Problem description:
Reproduce all records exactly.

Component data from apps and pages:
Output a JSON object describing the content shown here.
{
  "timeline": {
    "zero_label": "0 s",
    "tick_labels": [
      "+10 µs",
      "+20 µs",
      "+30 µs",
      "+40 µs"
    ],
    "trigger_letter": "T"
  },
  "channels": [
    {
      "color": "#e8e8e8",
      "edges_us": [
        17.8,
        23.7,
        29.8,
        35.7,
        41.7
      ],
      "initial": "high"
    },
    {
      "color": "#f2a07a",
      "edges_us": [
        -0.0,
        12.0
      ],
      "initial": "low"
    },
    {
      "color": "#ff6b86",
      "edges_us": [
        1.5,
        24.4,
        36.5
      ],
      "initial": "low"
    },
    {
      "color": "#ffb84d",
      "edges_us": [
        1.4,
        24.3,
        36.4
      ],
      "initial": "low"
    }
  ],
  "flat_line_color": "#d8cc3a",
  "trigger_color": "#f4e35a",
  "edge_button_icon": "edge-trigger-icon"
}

Output for this task:
Output a JSON object describing the content shown here.
{
  "timeline": {
    "zero_label": "0 s",
    "tick_labels": [
      "+10 µs",
      "+20 µs",
      "+30 µs",
      "+40 µs"
    ],
    "trigger_letter": "T"
  },
  "channels": [
    {
      "color": "#e8e8e8",
      "edges_us": [
        17.8,
        23.7,
        29.8,
        35.7,
        41.7
      ],
      "initial": "high"
    },
    {
      "color": "#f2a07a",
      "edges_us": [
        -0.0,
        12.0
      ],
      "initial": "low"
    },
    {
      "color": "#ff6b86",
      "edges_us": [
        1.5,
        24.4,
        36.5
      ],
      "initial": "low"
    },
    {
      "color": "#ffb84d",
      "edges_us": [
        1.4,
        24.3,
        36.4
      ],
      "initial": "low"
    }
  ],
  "flat_line_color": "#d8cc3a",
  "trigger_color": "#f4e35a",
  "edge_button_icon": "edge-trigger-icon"
}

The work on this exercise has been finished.